[HOW TO COMPLETE THIS TASK] Your task is to copy the records that follow exactly, minus any images.

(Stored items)
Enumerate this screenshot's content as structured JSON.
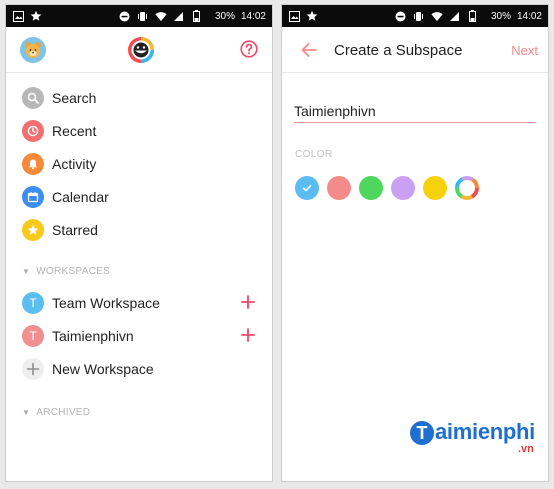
{
  "status_bar": {
    "battery": "30%",
    "time": "14:02"
  },
  "left": {
    "nav": [
      {
        "label": "Search",
        "icon": "search-icon",
        "color": "#b7b7b7"
      },
      {
        "label": "Recent",
        "icon": "clock-icon",
        "color": "#f16f6f"
      },
      {
        "label": "Activity",
        "icon": "bell-icon",
        "color": "#f58a3a"
      },
      {
        "label": "Calendar",
        "icon": "calendar-icon",
        "color": "#3c8ef0"
      },
      {
        "label": "Starred",
        "icon": "star-icon",
        "color": "#f7c91a"
      }
    ],
    "workspaces_header": "WORKSPACES",
    "workspaces": [
      {
        "initial": "T",
        "label": "Team Workspace",
        "color": "#58bff0"
      },
      {
        "initial": "T",
        "label": "Taimienphivn",
        "color": "#f18f8f"
      }
    ],
    "new_workspace": "New Workspace",
    "archived_header": "ARCHIVED"
  },
  "right": {
    "title": "Create a Subspace",
    "next_label": "Next",
    "name_value": "Taimienphivn",
    "color_label": "COLOR",
    "colors": [
      "#5bbcf3",
      "#f48b8b",
      "#4fd65c",
      "#c9a0f2",
      "#f6d10c",
      "multicolor"
    ]
  },
  "watermark": {
    "brand": "aimienphi",
    "initial": "T",
    "suffix": ".vn"
  },
  "accent": "#f2456a"
}
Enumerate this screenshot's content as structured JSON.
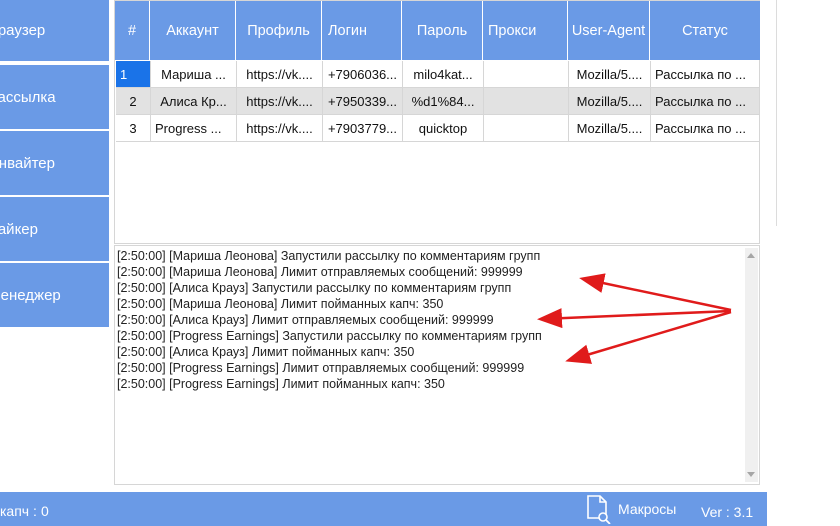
{
  "sidebar": {
    "items": [
      {
        "label": "Браузер"
      },
      {
        "label": "Рассылка"
      },
      {
        "label": "Инвайтер"
      },
      {
        "label": "Лайкер"
      },
      {
        "label": "Менеджер"
      }
    ]
  },
  "table": {
    "headers": [
      "#",
      "Аккаунт",
      "Профиль",
      "Логин",
      "Пароль",
      "Прокси",
      "User-Agent",
      "Статус"
    ],
    "rows": [
      {
        "num": "1",
        "account": "Мариша ...",
        "profile": "https://vk....",
        "login": "+7906036...",
        "password": "milo4kat...",
        "proxy": "",
        "ua": "Mozilla/5....",
        "status": "Рассылка по ..."
      },
      {
        "num": "2",
        "account": "Алиса Кр...",
        "profile": "https://vk....",
        "login": "+7950339...",
        "password": "%d1%84...",
        "proxy": "",
        "ua": "Mozilla/5....",
        "status": "Рассылка по ..."
      },
      {
        "num": "3",
        "account": "Progress ...",
        "profile": "https://vk....",
        "login": "+7903779...",
        "password": "quicktop",
        "proxy": "",
        "ua": "Mozilla/5....",
        "status": "Рассылка по ..."
      }
    ]
  },
  "log": {
    "lines": [
      "[2:50:00]  [Мариша Леонова] Запустили рассылку по комментариям групп",
      "[2:50:00]  [Мариша Леонова] Лимит отправляемых сообщений: 999999",
      "[2:50:00]  [Алиса Крауз] Запустили рассылку по комментариям групп",
      "[2:50:00]  [Мариша Леонова] Лимит пойманных капч: 350",
      "[2:50:00]  [Алиса Крауз] Лимит отправляемых сообщений: 999999",
      "[2:50:00]  [Progress Earnings] Запустили рассылку по комментариям групп",
      "[2:50:00]  [Алиса Крауз] Лимит пойманных капч: 350",
      "[2:50:00]  [Progress Earnings] Лимит отправляемых сообщений: 999999",
      "[2:50:00]  [Progress Earnings] Лимит пойманных капч: 350"
    ]
  },
  "status": {
    "captcha_label": "капч :",
    "captcha_value": "0",
    "macros_label": "Макросы",
    "macros_icon": "document-search-icon",
    "version": "Ver : 3.1"
  },
  "colors": {
    "accent": "#6a9ae6",
    "selection": "#1a73e8",
    "annotation_arrow": "#e01b1b"
  }
}
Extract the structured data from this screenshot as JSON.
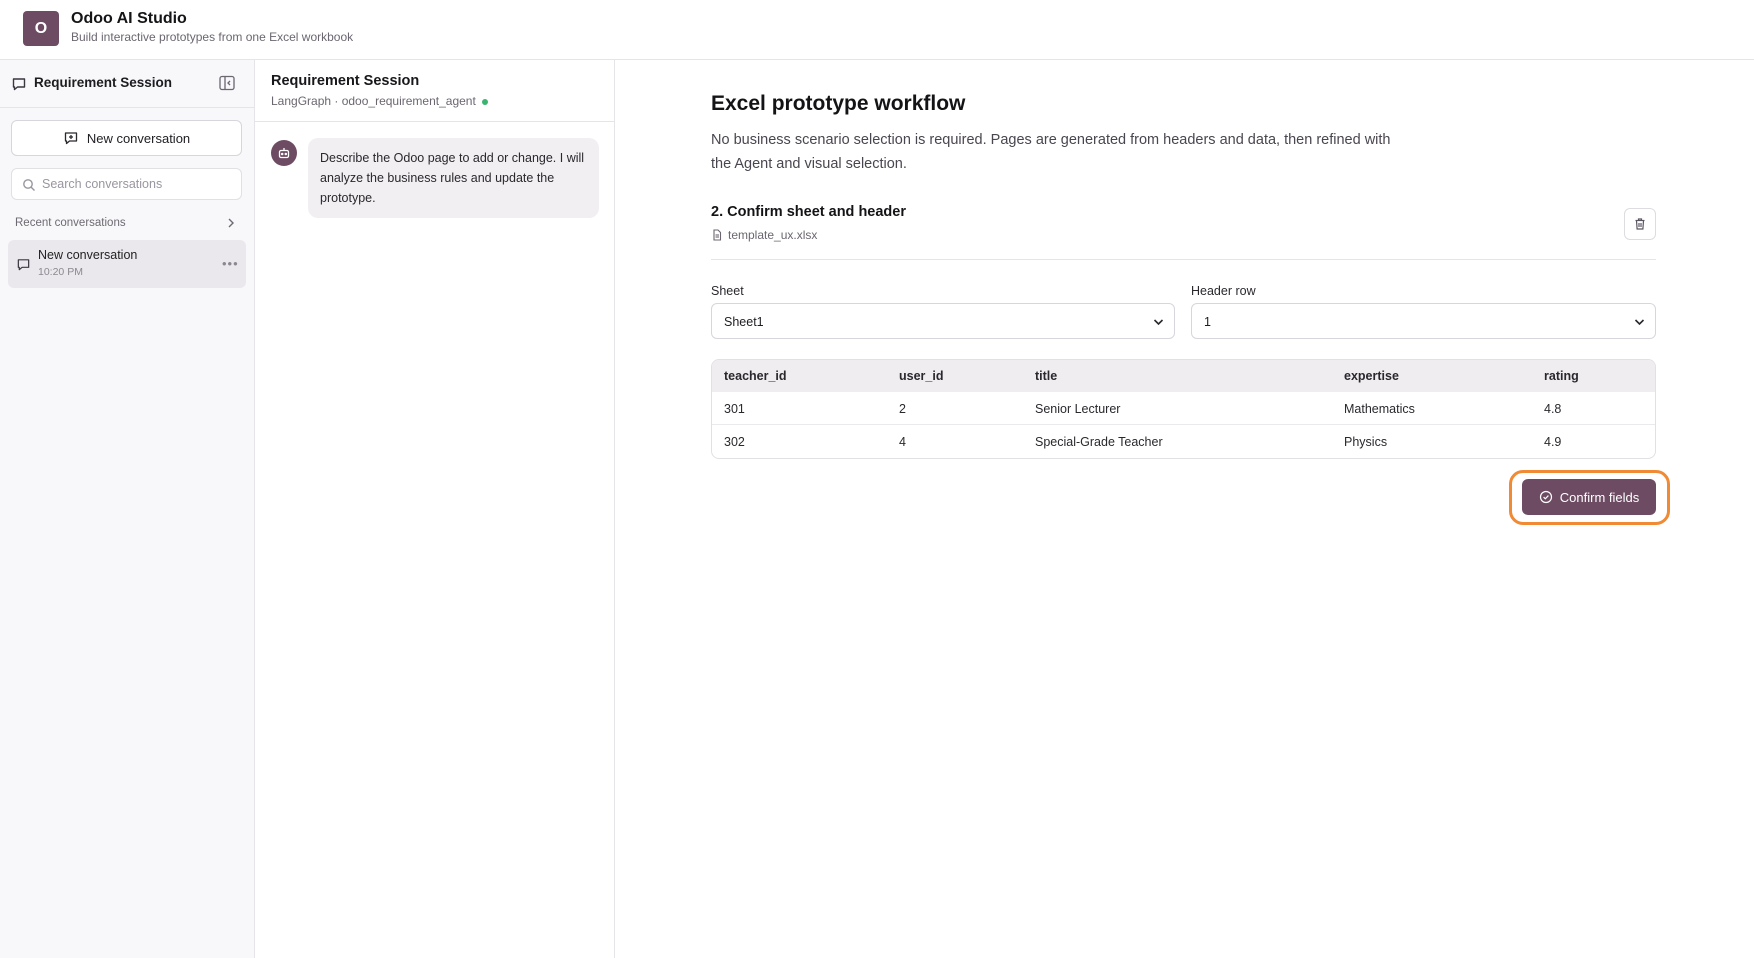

[OUTPUT OF THE TASK]
Enumerate this screenshot's content as structured JSON.
{
  "status_bar": {
    "battery": "30%",
    "time": "14:02"
  },
  "left": {
    "nav": [
      {
        "label": "Search",
        "icon": "search-icon",
        "color": "#b7b7b7"
      },
      {
        "label": "Recent",
        "icon": "clock-icon",
        "color": "#f16f6f"
      },
      {
        "label": "Activity",
        "icon": "bell-icon",
        "color": "#f58a3a"
      },
      {
        "label": "Calendar",
        "icon": "calendar-icon",
        "color": "#3c8ef0"
      },
      {
        "label": "Starred",
        "icon": "star-icon",
        "color": "#f7c91a"
      }
    ],
    "workspaces_header": "WORKSPACES",
    "workspaces": [
      {
        "initial": "T",
        "label": "Team Workspace",
        "color": "#58bff0"
      },
      {
        "initial": "T",
        "label": "Taimienphivn",
        "color": "#f18f8f"
      }
    ],
    "new_workspace": "New Workspace",
    "archived_header": "ARCHIVED"
  },
  "right": {
    "title": "Create a Subspace",
    "next_label": "Next",
    "name_value": "Taimienphivn",
    "color_label": "COLOR",
    "colors": [
      "#5bbcf3",
      "#f48b8b",
      "#4fd65c",
      "#c9a0f2",
      "#f6d10c",
      "multicolor"
    ]
  },
  "watermark": {
    "brand": "aimienphi",
    "initial": "T",
    "suffix": ".vn"
  },
  "accent": "#f2456a"
}
Enumerate this screenshot's content as structured JSON.
{
  "sidebar": {
    "items": [
      {
        "label": "Браузер"
      },
      {
        "label": "Рассылка"
      },
      {
        "label": "Инвайтер"
      },
      {
        "label": "Лайкер"
      },
      {
        "label": "Менеджер"
      }
    ]
  },
  "table": {
    "headers": [
      "#",
      "Аккаунт",
      "Профиль",
      "Логин",
      "Пароль",
      "Прокси",
      "User-Agent",
      "Статус"
    ],
    "rows": [
      {
        "num": "1",
        "account": "Мариша ...",
        "profile": "https://vk....",
        "login": "+7906036...",
        "password": "milo4kat...",
        "proxy": "",
        "ua": "Mozilla/5....",
        "status": "Рассылка по ..."
      },
      {
        "num": "2",
        "account": "Алиса Кр...",
        "profile": "https://vk....",
        "login": "+7950339...",
        "password": "%d1%84...",
        "proxy": "",
        "ua": "Mozilla/5....",
        "status": "Рассылка по ..."
      },
      {
        "num": "3",
        "account": "Progress ...",
        "profile": "https://vk....",
        "login": "+7903779...",
        "password": "quicktop",
        "proxy": "",
        "ua": "Mozilla/5....",
        "status": "Рассылка по ..."
      }
    ]
  },
  "log": {
    "lines": [
      "[2:50:00]  [Мариша Леонова] Запустили рассылку по комментариям групп",
      "[2:50:00]  [Мариша Леонова] Лимит отправляемых сообщений: 999999",
      "[2:50:00]  [Алиса Крауз] Запустили рассылку по комментариям групп",
      "[2:50:00]  [Мариша Леонова] Лимит пойманных капч: 350",
      "[2:50:00]  [Алиса Крауз] Лимит отправляемых сообщений: 999999",
      "[2:50:00]  [Progress Earnings] Запустили рассылку по комментариям групп",
      "[2:50:00]  [Алиса Крауз] Лимит пойманных капч: 350",
      "[2:50:00]  [Progress Earnings] Лимит отправляемых сообщений: 999999",
      "[2:50:00]  [Progress Earnings] Лимит пойманных капч: 350"
    ]
  },
  "status": {
    "captcha_label": "капч :",
    "captcha_value": "0",
    "macros_label": "Макросы",
    "macros_icon": "document-search-icon",
    "version": "Ver : 3.1"
  },
  "colors": {
    "accent": "#6a9ae6",
    "selection": "#1a73e8",
    "annotation_arrow": "#e01b1b"
  }
}
Extract the structured data from this screenshot as JSON.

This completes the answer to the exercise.